● **WHAT YOU NEED TO DO**: Repeat the listing below word for word, minus the pictures.

● **STORED DATA**:
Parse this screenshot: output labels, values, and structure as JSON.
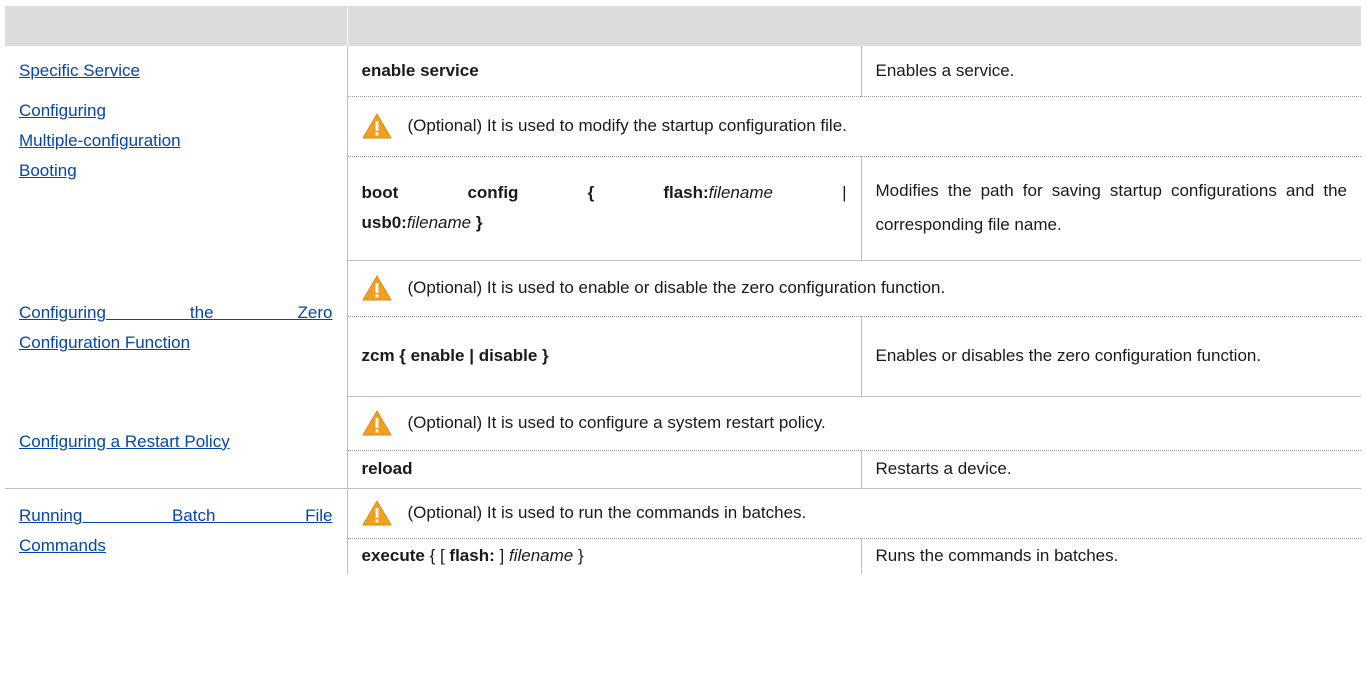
{
  "header": {
    "col_task": "",
    "col_command": ""
  },
  "rows": {
    "enable": {
      "task": "Specific Service",
      "command": "enable service",
      "desc": "Enables a service."
    },
    "boot": {
      "task_lines": [
        "Configuring",
        "Multiple-configuration",
        "Booting"
      ],
      "note": "(Optional) It is used to modify the startup configuration file.",
      "cmd_line1": {
        "kw1": "boot",
        "kw2": "config",
        "brace_open": "{",
        "kw3": "flash:",
        "arg1": "filename",
        "pipe": "|"
      },
      "cmd_line2": {
        "kw4": "usb0:",
        "arg2": "filename",
        "brace_close": "}"
      },
      "desc": "Modifies the path for saving startup configurations and the corresponding file name."
    },
    "zcm": {
      "task_line1": [
        "Configuring",
        "the",
        "Zero"
      ],
      "task_line2": "Configuration Function",
      "note": "(Optional) It is used to enable or disable the zero configuration function.",
      "command": "zcm { enable | disable }",
      "desc": "Enables or disables the zero configuration function."
    },
    "reload": {
      "task": "Configuring a Restart Policy",
      "note": "(Optional) It is used to configure a system restart policy.",
      "command": "reload",
      "desc": "Restarts a device."
    },
    "execute": {
      "task_line1": [
        "Running",
        "Batch",
        "File"
      ],
      "task_line2": "Commands",
      "note": "(Optional) It is used to run the commands in batches.",
      "cmd": {
        "kw1": "execute",
        "brace_open": "{ [",
        "kw2": "flash:",
        "bracket_close": "]",
        "arg": "filename",
        "brace_close": "}"
      },
      "desc": "Runs the commands in batches."
    }
  },
  "icons": {
    "warning": "warning-triangle-icon",
    "warning_color": "#f0a020"
  }
}
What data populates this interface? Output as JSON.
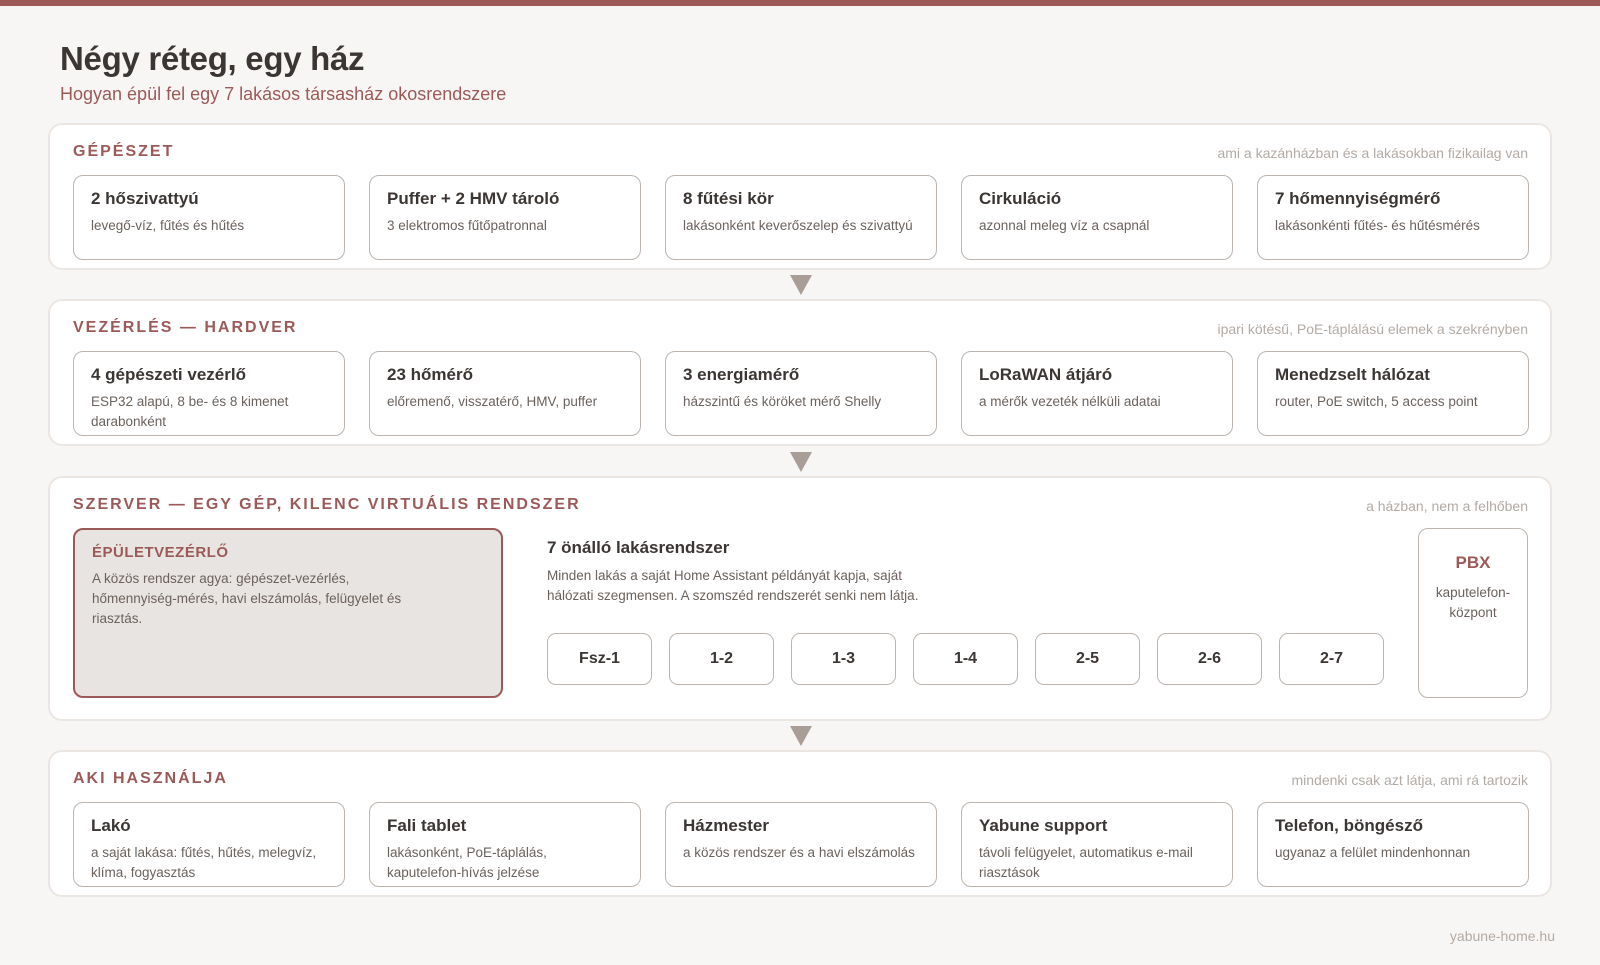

● **SOLUTION TO THE PROBLEM**:
Parse this screenshot: output labels, values, and structure as JSON.
{
  "header": {
    "col_task": "",
    "col_command": ""
  },
  "rows": {
    "enable": {
      "task": "Specific Service",
      "command": "enable service",
      "desc": "Enables a service."
    },
    "boot": {
      "task_lines": [
        "Configuring",
        "Multiple-configuration",
        "Booting"
      ],
      "note": "(Optional) It is used to modify the startup configuration file.",
      "cmd_line1": {
        "kw1": "boot",
        "kw2": "config",
        "brace_open": "{",
        "kw3": "flash:",
        "arg1": "filename",
        "pipe": "|"
      },
      "cmd_line2": {
        "kw4": "usb0:",
        "arg2": "filename",
        "brace_close": "}"
      },
      "desc": "Modifies the path for saving startup configurations and the corresponding file name."
    },
    "zcm": {
      "task_line1": [
        "Configuring",
        "the",
        "Zero"
      ],
      "task_line2": "Configuration Function",
      "note": "(Optional) It is used to enable or disable the zero configuration function.",
      "command": "zcm { enable | disable }",
      "desc": "Enables or disables the zero configuration function."
    },
    "reload": {
      "task": "Configuring a Restart Policy",
      "note": "(Optional) It is used to configure a system restart policy.",
      "command": "reload",
      "desc": "Restarts a device."
    },
    "execute": {
      "task_line1": [
        "Running",
        "Batch",
        "File"
      ],
      "task_line2": "Commands",
      "note": "(Optional) It is used to run the commands in batches.",
      "cmd": {
        "kw1": "execute",
        "brace_open": "{ [",
        "kw2": "flash:",
        "bracket_close": "]",
        "arg": "filename",
        "brace_close": "}"
      },
      "desc": "Runs the commands in batches."
    }
  },
  "icons": {
    "warning": "warning-triangle-icon",
    "warning_color": "#f0a020"
  }
}
What data populates this interface? Output as JSON.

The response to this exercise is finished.